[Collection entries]
┌──

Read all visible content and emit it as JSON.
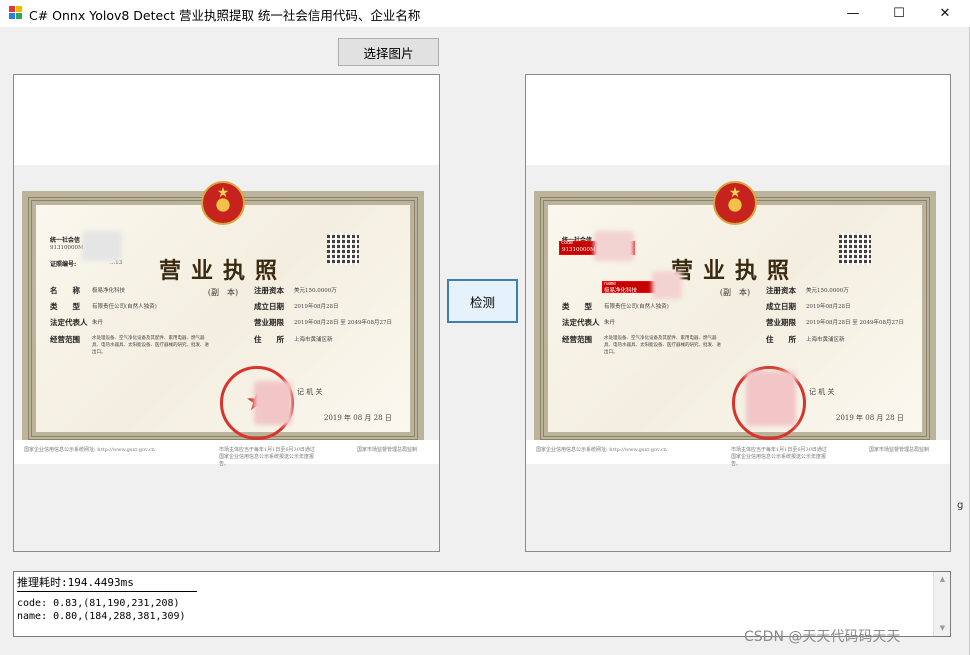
{
  "window": {
    "title": "C# Onnx Yolov8 Detect 营业执照提取 统一社会信用代码、企业名称",
    "controls": {
      "minimize": "—",
      "maximize": "☐",
      "close": "✕"
    },
    "app_icon_colors": [
      "#e23b2e",
      "#f5b800",
      "#2b7be4",
      "#30a84b"
    ]
  },
  "toolbar": {
    "select_image_label": "选择图片"
  },
  "detect_button_label": "检测",
  "license": {
    "title": "营业执照",
    "subtitle": "(副　本)",
    "credit_code_label": "统一社会信",
    "credit_code_value": "91310000M...",
    "cert_no_label": "证照编号:",
    "cert_no_value": "...13",
    "fields_left": [
      {
        "label": "名　　称",
        "value": "极易净化科技"
      },
      {
        "label": "类　　型",
        "value": "有限责任公司(自然人独资)"
      },
      {
        "label": "法定代表人",
        "value": "朱丹"
      },
      {
        "label": "经营范围",
        "value": "水处理设备、空气净化设备及其配件、家用电器、燃气器具、电热水器具、太阳能设备、医疗器械的研究、批发、进出口。"
      }
    ],
    "fields_right": [
      {
        "label": "注册资本",
        "value": "美元150.0000万"
      },
      {
        "label": "成立日期",
        "value": "2019年08月28日"
      },
      {
        "label": "营业期限",
        "value": "2019年08月28日 至 2049年08月27日"
      },
      {
        "label": "住　　所",
        "value": "上海市黄浦区新"
      }
    ],
    "registrar": "记 机 关",
    "issue_date": "2019 年 08 月 28 日",
    "footer_left": "国家企业信用信息公示系统网址: http://www.gsxt.gov.cn",
    "footer_mid": "市场主体应当于每年1月1日至6月30日通过国家企业信用信息公示系统报送公示年度报告。",
    "footer_right": "国家市场监督管理总局监制"
  },
  "detections": [
    {
      "label": "code",
      "confidence": "0.83"
    },
    {
      "label": "name",
      "confidence": "0.80"
    }
  ],
  "output": {
    "line1": "推理耗时:194.4493ms",
    "line2": "code: 0.83,(81,190,231,208)",
    "line3": "name: 0.80,(184,288,381,309)"
  },
  "watermark": "CSDN @天天代码码天天",
  "side_text": "g"
}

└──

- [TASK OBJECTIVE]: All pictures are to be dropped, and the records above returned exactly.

- [WRITTEN SOLUTION]:
Read all visible content and emit it as JSON.
{
  "window": {
    "title": "C# Onnx Yolov8 Detect 营业执照提取 统一社会信用代码、企业名称",
    "controls": {
      "minimize": "—",
      "maximize": "☐",
      "close": "✕"
    },
    "app_icon_colors": [
      "#e23b2e",
      "#f5b800",
      "#2b7be4",
      "#30a84b"
    ]
  },
  "toolbar": {
    "select_image_label": "选择图片"
  },
  "detect_button_label": "检测",
  "license": {
    "title": "营业执照",
    "subtitle": "(副　本)",
    "credit_code_label": "统一社会信",
    "credit_code_value": "91310000M...",
    "cert_no_label": "证照编号:",
    "cert_no_value": "...13",
    "fields_left": [
      {
        "label": "名　　称",
        "value": "极易净化科技"
      },
      {
        "label": "类　　型",
        "value": "有限责任公司(自然人独资)"
      },
      {
        "label": "法定代表人",
        "value": "朱丹"
      },
      {
        "label": "经营范围",
        "value": "水处理设备、空气净化设备及其配件、家用电器、燃气器具、电热水器具、太阳能设备、医疗器械的研究、批发、进出口。"
      }
    ],
    "fields_right": [
      {
        "label": "注册资本",
        "value": "美元150.0000万"
      },
      {
        "label": "成立日期",
        "value": "2019年08月28日"
      },
      {
        "label": "营业期限",
        "value": "2019年08月28日 至 2049年08月27日"
      },
      {
        "label": "住　　所",
        "value": "上海市黄浦区新"
      }
    ],
    "registrar": "记 机 关",
    "issue_date": "2019 年 08 月 28 日",
    "footer_left": "国家企业信用信息公示系统网址: http://www.gsxt.gov.cn",
    "footer_mid": "市场主体应当于每年1月1日至6月30日通过国家企业信用信息公示系统报送公示年度报告。",
    "footer_right": "国家市场监督管理总局监制"
  },
  "detections": [
    {
      "label": "code",
      "confidence": "0.83"
    },
    {
      "label": "name",
      "confidence": "0.80"
    }
  ],
  "output": {
    "line1": "推理耗时:194.4493ms",
    "line2": "code: 0.83,(81,190,231,208)",
    "line3": "name: 0.80,(184,288,381,309)"
  },
  "watermark": "CSDN @天天代码码天天",
  "side_text": "g"
}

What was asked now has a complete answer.